Broken is the beautiful, heart wrenching new 6-part drama series from award-winning English screenwriter and producer Jimmy McGovern, the champion of working class heroes. We are in familiar territory here – kitchen sink dramas and the seemingly small but overpowering tragedies of everyday life.
The big draw for drama fans is Sean Bean in the central role as Catholic priest Father Michael Kerrigan, a kind man, driven by his vocation to work hard for his community. Immediately we see that he’s haunted by an abusive past, rare in tv land where we frequently see priests as abusers, not victims. Bean played cross-dressing teacher Simon Gaskell in McGovern’s excellent drama, Accused an astounding role that he rightly won an International Emmy for. McGovern said in a Radio Times interview that he never considered anyone else for the lead role in Broken: “I always go back to Sean – I just think he’s world class,” he said. “People know he’s good, but I know he’s great.” Typically, Bean is stoic in the face of tragedy. He’s funny too – a bleak, black humour runs through this episode. On screen he is low-key with no histrionics. Appropriately, he doesn’t lose his head.

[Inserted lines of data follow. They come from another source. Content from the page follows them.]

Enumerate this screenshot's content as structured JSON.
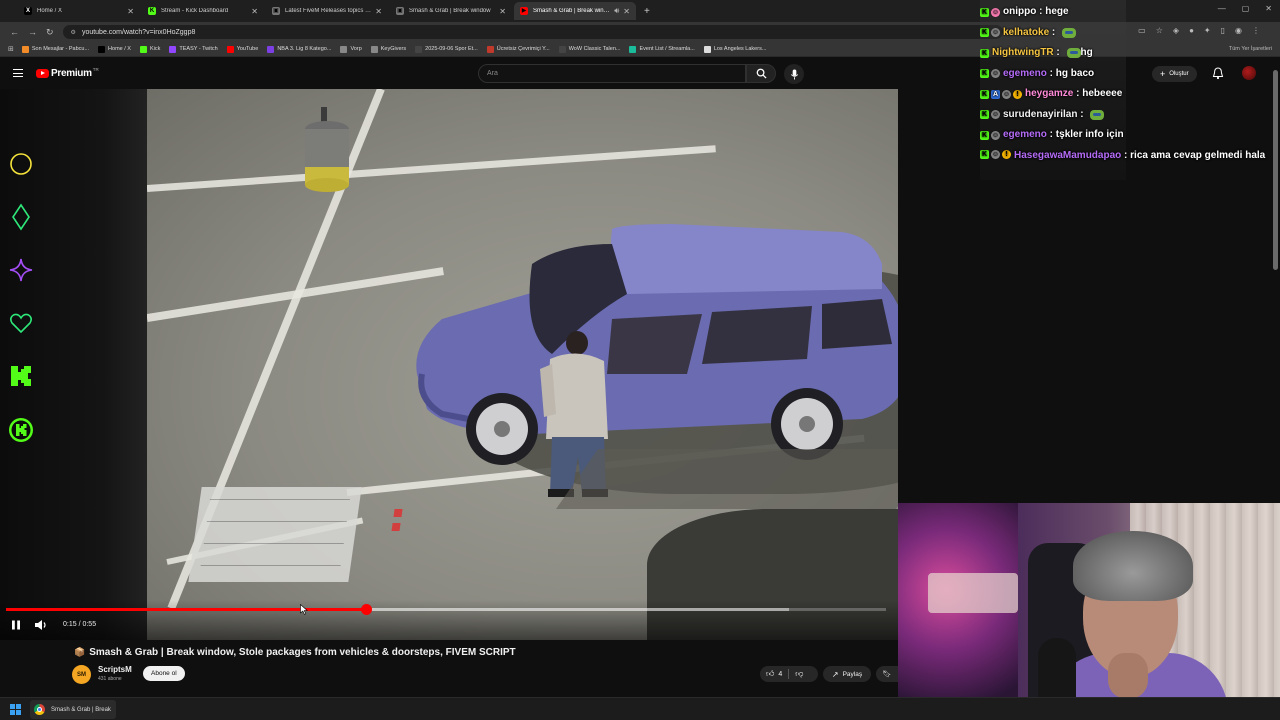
{
  "browser": {
    "tabs": [
      {
        "title": "Home / X",
        "icon": "x-icon",
        "color": "#000000",
        "glyph": "X"
      },
      {
        "title": "Stream - Kick Dashboard",
        "icon": "kick-icon",
        "color": "#53fc18",
        "glyph": "K"
      },
      {
        "title": "Latest FiveM Releases topics - Cfx",
        "icon": "forum-icon",
        "color": "#777777",
        "glyph": "▣"
      },
      {
        "title": "Smash & Grab | Break window",
        "icon": "page-icon",
        "color": "#777777",
        "glyph": "▣"
      },
      {
        "title": "Smash & Grab | Break window",
        "icon": "youtube-icon",
        "color": "#ff0000",
        "glyph": "▶",
        "active": true
      }
    ],
    "url": "youtube.com/watch?v=inx0HoZggp8",
    "bookmarks": [
      {
        "label": "Son Mesajlar - Pabcu...",
        "color": "#f28c28"
      },
      {
        "label": "Home / X",
        "color": "#000000"
      },
      {
        "label": "Kick",
        "color": "#53fc18"
      },
      {
        "label": "TEASY - Twitch",
        "color": "#9146ff"
      },
      {
        "label": "YouTube",
        "color": "#ff0000"
      },
      {
        "label": "NBA 3. Lig 8 Katego...",
        "color": "#7b3fe4"
      },
      {
        "label": "Vorp",
        "color": "#888888"
      },
      {
        "label": "KeyGivers",
        "color": "#888888"
      },
      {
        "label": "2025-09-06 Spor Et...",
        "color": "#444444"
      },
      {
        "label": "Ücretsiz Çevrimiçi Y...",
        "color": "#c0392b"
      },
      {
        "label": "WoW Classic Talen...",
        "color": "#444444"
      },
      {
        "label": "Event List / Streamla...",
        "color": "#1abc9c"
      },
      {
        "label": "Los Angeles Lakers...",
        "color": "#dddddd"
      }
    ],
    "all_bookmarks": "Tüm Yer İşaretleri"
  },
  "youtube": {
    "logo_word": "Premium",
    "country": "TR",
    "search_placeholder": "Ara",
    "create_label": "Oluştur"
  },
  "player": {
    "time": "0:15 / 0:55",
    "progress_fraction": 0.409,
    "buffer_fraction": 0.89
  },
  "video": {
    "title": "Smash & Grab | Break window, Stole packages from vehicles & doorsteps, FIVEM SCRIPT",
    "channel": "ScriptsM",
    "channel_avatar_text": "SM",
    "subscribers": "431 abone",
    "subscribe_label": "Abone ol",
    "likes": "4",
    "share_label": "Paylaş"
  },
  "chat": [
    {
      "user": "onippo",
      "text": "hege",
      "color": "#ffffff",
      "badges": [
        "kick",
        "pink"
      ]
    },
    {
      "user": "kelhatoke",
      "text": "",
      "emote": true,
      "color": "#f5c542",
      "badges": [
        "kick",
        "gray"
      ]
    },
    {
      "user": "NightwingTR",
      "text": "hg",
      "emote": true,
      "color": "#f5c542",
      "badges": [
        "kick"
      ]
    },
    {
      "user": "egemeno",
      "text": "hg baco",
      "color": "#b46cf7",
      "badges": [
        "kick",
        "gray"
      ]
    },
    {
      "user": "heygamze",
      "text": "hebeeee",
      "color": "#ff8ad8",
      "badges": [
        "kick",
        "blue",
        "gray",
        "coin"
      ]
    },
    {
      "user": "surudenayirilan",
      "text": "",
      "emote": true,
      "color": "#f1f1f1",
      "badges": [
        "kick",
        "gray"
      ]
    },
    {
      "user": "egemeno",
      "text": "tşkler info için",
      "color": "#b46cf7",
      "badges": [
        "kick",
        "gray"
      ]
    },
    {
      "user": "HasegawaMamudapao",
      "text": "rica ama cevap gelmedi hala",
      "color": "#b46cf7",
      "badges": [
        "kick",
        "gray",
        "coin"
      ],
      "wrap": true
    }
  ],
  "taskbar": {
    "app_title": "Smash & Grab | Break"
  },
  "colors": {
    "accent_red": "#ff0000",
    "kick_green": "#53fc18"
  }
}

Continue reading “‘Broken’”
I think we can all agree that 2016 was rubbish, punctuated by the occasional depressing shitstorm. So far, 2017 is just bleak, barely registering on the Shrug Scale of shit-we’ve-all-just-got-to-get-used-to a.k.a. the new normal. So it’s the perfect time to turn your brain off, get grizzly and relish some zombie face-munching fun.
Welcome to Santa Clarita, a deeply boring middle-class suburbia somewhere in dull dry Southern California. Sheila and Joel are good-looking super-normal upwardly mobile estate agents (or realtors as they say over there) quickly sliding down the slippery slope into a totally ridiculous situation. Poor Sheila dies, only she doesn’t. Life goes on as normal, as best they can, while she, Joel and their teenage daughter Abby deal with the fact she is now a zombie.

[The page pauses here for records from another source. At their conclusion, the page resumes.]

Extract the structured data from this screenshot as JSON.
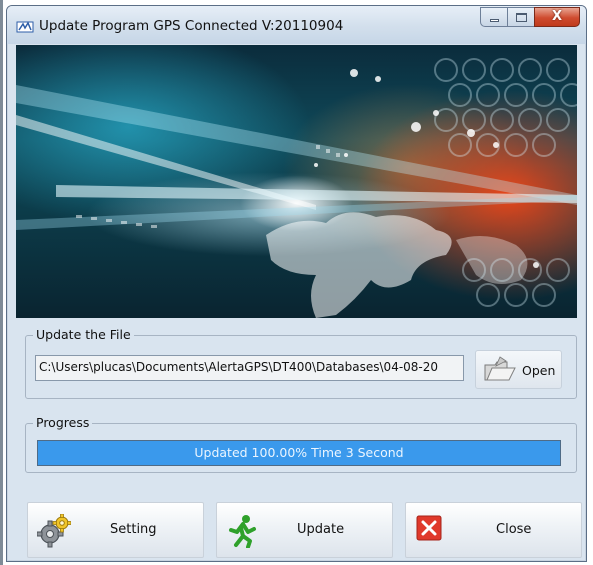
{
  "window": {
    "title": "Update Program   GPS Connected   V:20110904",
    "icon": "app-update-icon"
  },
  "caption_buttons": {
    "minimize_icon": "minimize-icon",
    "maximize_icon": "maximize-icon",
    "close_icon": "close-x-icon",
    "close_glyph": "X"
  },
  "file_group": {
    "label": "Update the File",
    "path_value": "C:\\Users\\plucas\\Documents\\AlertaGPS\\DT400\\Databases\\04-08-20",
    "open_label": "Open",
    "open_icon": "open-folder-icon"
  },
  "progress_group": {
    "label": "Progress",
    "percent": 100,
    "text": "Updated 100.00%   Time 3 Second",
    "fill_color": "#3a99ec"
  },
  "actions": {
    "setting_label": "Setting",
    "setting_icon": "gears-icon",
    "update_label": "Update",
    "update_icon": "running-man-icon",
    "close_label": "Close",
    "close_icon": "red-x-icon"
  },
  "colors": {
    "window_bg": "#d9e4ef",
    "close_red": "#cf4b2f",
    "accent_blue": "#3a99ec"
  }
}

Continue reading “‘Santa Clarita Diet’”
After last year’s Agatha Christie adaptation And Then There Were None, hopes were set high for short story turned into two-part drama special Witness for the Prosecution, but this was quite a different beast. No mansions, no dinner guests being offed one-by-one, no detective twirling his enviable moustaches and not a normal Christie ending. Much interfering had been done, and there wasn’t much in the way of original Christie to be seen.
We’re transported to the roaring twenties and Kim Cattrall is Ms French, a wealthy widow living it up and having a fine time with her fancy man Leonard Vole much to the disgust of her loudly disapproving maid Janet. These days Emily French would be mocked as a cougar, a woman of a certain age who is attracted to younger men and has the nerve to go after them. These prejudices are certainly represented and Emily knows her actions make her unpopular and looked-down on in high society, but she doesn’t really care. Money is a pretty good insulator against what people think of you. Cattrall, famous for a strikingly similar character in Sex and the City, is essentially playing Samantha 70 years earlier.

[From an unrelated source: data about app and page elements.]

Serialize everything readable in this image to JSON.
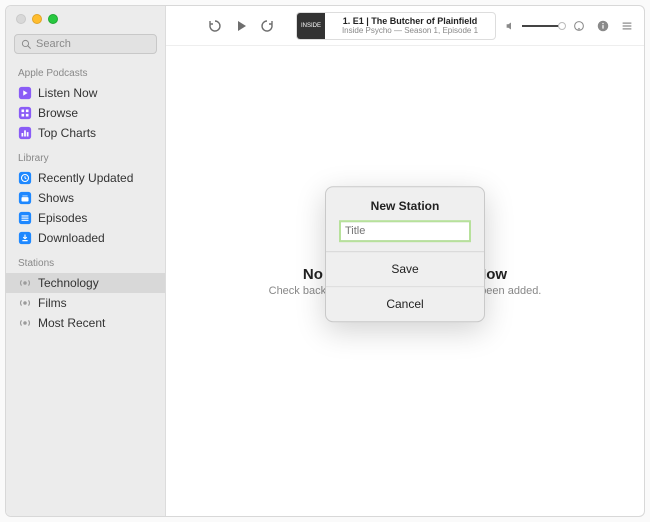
{
  "sidebar": {
    "search_placeholder": "Search",
    "sections": {
      "podcasts": {
        "label": "Apple Podcasts",
        "items": [
          "Listen Now",
          "Browse",
          "Top Charts"
        ]
      },
      "library": {
        "label": "Library",
        "items": [
          "Recently Updated",
          "Shows",
          "Episodes",
          "Downloaded"
        ]
      },
      "stations": {
        "label": "Stations",
        "items": [
          "Technology",
          "Films",
          "Most Recent"
        ],
        "selected_index": 0
      }
    }
  },
  "toolbar": {
    "now_playing": {
      "title": "1. E1 | The Butcher of Plainfield",
      "subtitle": "Inside Psycho — Season 1, Episode 1"
    }
  },
  "content": {
    "empty_title": "No New Episodes Right Now",
    "empty_subtitle": "Check back later when new episodes have been added."
  },
  "modal": {
    "title": "New Station",
    "input_placeholder": "Title",
    "save_label": "Save",
    "cancel_label": "Cancel"
  }
}
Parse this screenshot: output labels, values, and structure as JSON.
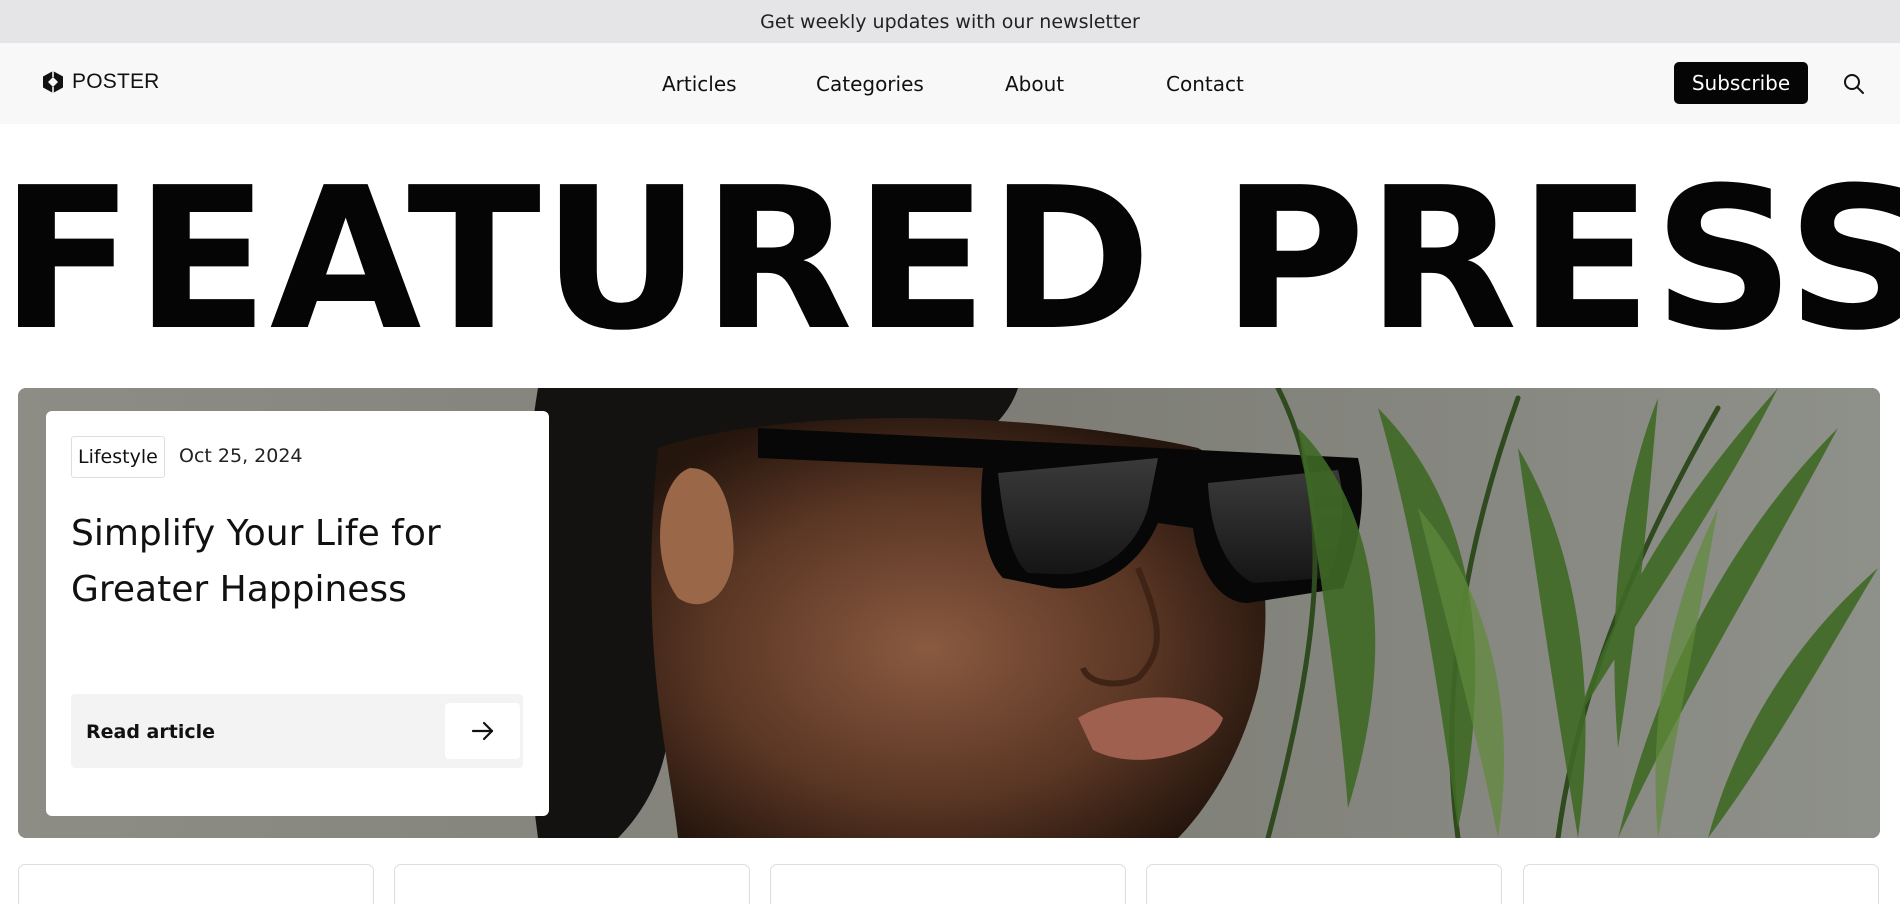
{
  "newsletter_bar": {
    "text": "Get weekly updates with our newsletter"
  },
  "brand": {
    "name": "POSTER",
    "icon": "hexagon-logo-icon"
  },
  "nav": {
    "items": [
      {
        "label": "Articles"
      },
      {
        "label": "Categories"
      },
      {
        "label": "About"
      },
      {
        "label": "Contact"
      }
    ],
    "subscribe_label": "Subscribe",
    "search_icon": "search-icon"
  },
  "hero": {
    "title": "FEATURED PRESS",
    "image": "portrait-sunglasses-palm-leaves",
    "article": {
      "category": "Lifestyle",
      "date": "Oct 25, 2024",
      "title": "Simplify Your Life for Greater Happiness",
      "read_label": "Read article",
      "read_icon": "arrow-right-icon"
    }
  },
  "article_cards_row": {
    "count": 5
  },
  "colors": {
    "topbar_bg": "#e5e5e7",
    "navbar_bg": "#f8f8f8",
    "button_bg": "#050505",
    "read_bar_bg": "#f3f3f3"
  }
}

Continue reading “‘Witness for the Prosecution’”
I am worryingly out of fashion on the internet. As we all know by now it’s a place for spitting bile, name calling and generally being a dick. All happy, positive and sincere thoughts are banned. Despite fears that I might end up sounding like Professor Brian Cox or the fabulous theme from The Lego Movie (everything is either amazing! or awesome!) it turns out it’s easier for me to review things I like. If I enjoy something I watch I want to tell you about it. Simples.
And even though I promised myself a full year ago to get out of my tv comfort zone and try new things I still fail. If you can only stand to watch 10 minutes of a programme, it can’t be worth discussing can it? And is it fair to judge a show on such a short viewing? Probably not. But dear sweet baby cheesus, sometimes 10 minutes is more than enough.
Continue reading “‘Fleabag’ and ‘Flowers’ – On the Box”